Michigan has spent $444.7 million on the film subsidy program since 2008.
In 2011, Michigan changed its open-ended film incentive program to a capped $25 million annual subsidy. Since then, it’s been increased to $50 million. While the executive budget this year calls for another $25 million for this program, it should be eliminated entirely.
All told, the state has devoted $444.7 million to film productions from both the tax credits and appropriations, according to the state treasury and budget offices.
Despite spending hundreds of millions of dollars, the program is not designed to establish a permanent film industry. Approved film productions spend money in the state and leave. The state sends them a check based on what they spent. The hope is that if you keep priming the pump enough, someone will stay of their own goodwill.
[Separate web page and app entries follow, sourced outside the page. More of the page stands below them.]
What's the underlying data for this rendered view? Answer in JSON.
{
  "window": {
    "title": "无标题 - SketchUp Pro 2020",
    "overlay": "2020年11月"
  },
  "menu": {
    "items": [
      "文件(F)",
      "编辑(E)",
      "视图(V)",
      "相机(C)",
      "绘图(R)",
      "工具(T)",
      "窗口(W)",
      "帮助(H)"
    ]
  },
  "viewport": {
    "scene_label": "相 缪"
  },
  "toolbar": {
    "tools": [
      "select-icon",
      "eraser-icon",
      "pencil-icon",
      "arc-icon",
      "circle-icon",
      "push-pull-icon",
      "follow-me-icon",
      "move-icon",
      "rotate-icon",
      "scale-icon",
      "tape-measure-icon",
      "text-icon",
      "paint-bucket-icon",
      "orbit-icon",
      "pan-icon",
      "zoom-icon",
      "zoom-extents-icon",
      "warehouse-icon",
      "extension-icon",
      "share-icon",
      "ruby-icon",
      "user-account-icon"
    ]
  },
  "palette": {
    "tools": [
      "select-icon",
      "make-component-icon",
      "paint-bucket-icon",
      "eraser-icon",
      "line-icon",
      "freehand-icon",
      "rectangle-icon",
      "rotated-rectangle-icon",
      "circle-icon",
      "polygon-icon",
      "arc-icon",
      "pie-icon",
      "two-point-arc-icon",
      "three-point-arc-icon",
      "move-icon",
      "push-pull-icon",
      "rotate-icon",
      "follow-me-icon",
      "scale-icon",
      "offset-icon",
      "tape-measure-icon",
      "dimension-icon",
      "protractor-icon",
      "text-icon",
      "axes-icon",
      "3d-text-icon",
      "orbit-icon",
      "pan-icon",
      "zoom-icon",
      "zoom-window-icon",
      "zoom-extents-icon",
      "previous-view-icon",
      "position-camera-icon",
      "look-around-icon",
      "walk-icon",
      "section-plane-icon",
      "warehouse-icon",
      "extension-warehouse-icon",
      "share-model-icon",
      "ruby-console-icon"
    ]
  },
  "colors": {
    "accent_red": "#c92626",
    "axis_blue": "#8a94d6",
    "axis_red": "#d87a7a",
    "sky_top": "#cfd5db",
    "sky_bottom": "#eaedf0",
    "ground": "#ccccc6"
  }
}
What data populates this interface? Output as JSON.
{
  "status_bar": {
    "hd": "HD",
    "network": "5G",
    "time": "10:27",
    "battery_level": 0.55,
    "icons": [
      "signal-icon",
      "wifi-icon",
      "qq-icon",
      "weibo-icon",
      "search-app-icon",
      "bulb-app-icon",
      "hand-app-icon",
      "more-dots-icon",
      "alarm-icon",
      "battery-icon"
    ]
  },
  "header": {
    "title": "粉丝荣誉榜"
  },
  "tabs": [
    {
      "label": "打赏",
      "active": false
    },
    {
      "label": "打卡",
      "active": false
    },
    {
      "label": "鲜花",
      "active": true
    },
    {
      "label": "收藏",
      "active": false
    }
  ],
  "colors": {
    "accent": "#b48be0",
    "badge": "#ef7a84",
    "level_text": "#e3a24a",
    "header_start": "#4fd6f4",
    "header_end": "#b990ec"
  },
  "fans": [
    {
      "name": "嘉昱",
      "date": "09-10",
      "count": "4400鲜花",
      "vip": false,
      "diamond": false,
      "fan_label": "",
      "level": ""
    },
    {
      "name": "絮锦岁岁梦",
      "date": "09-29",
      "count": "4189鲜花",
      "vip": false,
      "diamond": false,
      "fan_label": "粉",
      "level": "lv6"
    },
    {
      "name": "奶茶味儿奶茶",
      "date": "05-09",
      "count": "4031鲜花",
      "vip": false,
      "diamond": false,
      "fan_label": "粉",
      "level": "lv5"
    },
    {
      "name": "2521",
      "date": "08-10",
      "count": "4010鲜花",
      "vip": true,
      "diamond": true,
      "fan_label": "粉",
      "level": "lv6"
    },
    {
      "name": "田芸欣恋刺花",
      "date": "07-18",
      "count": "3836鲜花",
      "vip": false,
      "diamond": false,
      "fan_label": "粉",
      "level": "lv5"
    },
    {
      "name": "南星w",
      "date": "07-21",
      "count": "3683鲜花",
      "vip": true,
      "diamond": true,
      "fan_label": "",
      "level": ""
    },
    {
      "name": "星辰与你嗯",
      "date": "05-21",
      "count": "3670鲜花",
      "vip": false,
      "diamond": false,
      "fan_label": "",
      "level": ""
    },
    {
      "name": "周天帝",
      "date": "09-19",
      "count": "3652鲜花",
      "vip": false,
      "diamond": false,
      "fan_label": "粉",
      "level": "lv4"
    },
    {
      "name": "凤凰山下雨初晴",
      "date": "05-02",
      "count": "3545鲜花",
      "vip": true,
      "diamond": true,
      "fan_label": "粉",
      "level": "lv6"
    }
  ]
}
Temporary Industry Boost
That is unlikely to occur because other states — and even the agglomeration of film producers in California — also are offering their own incentives. Producers threaten to leave states that think about pulling back on incentives.
This is borne out by the economic reports on the film industry in Michigan. While the industry is not large enough to get monthly reports from the Quarterly Census of Employment and Wages, the survey lists 1,768 people employed by “motion picture and video production firms,” in 2012. That is 0.05 percent of the total employment covered by the survey.
Total employment also is down from 2011 when 2,129 people were employed in this industry, though at no point from 2001 to 2012 were fewer than 1,300 or more than 2,200 people employed in this industry.
Supporters contend that film producers tend to use employee leasing agencies to hire workers. But that’s the point — despite this substantial investment of taxpayer resources, there is no permanent film industry in Michigan. The state has so far approved $444.7 million in incentives with little to show for it.
James M. Hohman ([email protected]) is assistant director of fiscal policy at the Mackinac Center for Public Policy. Used with permission of mackinac.org.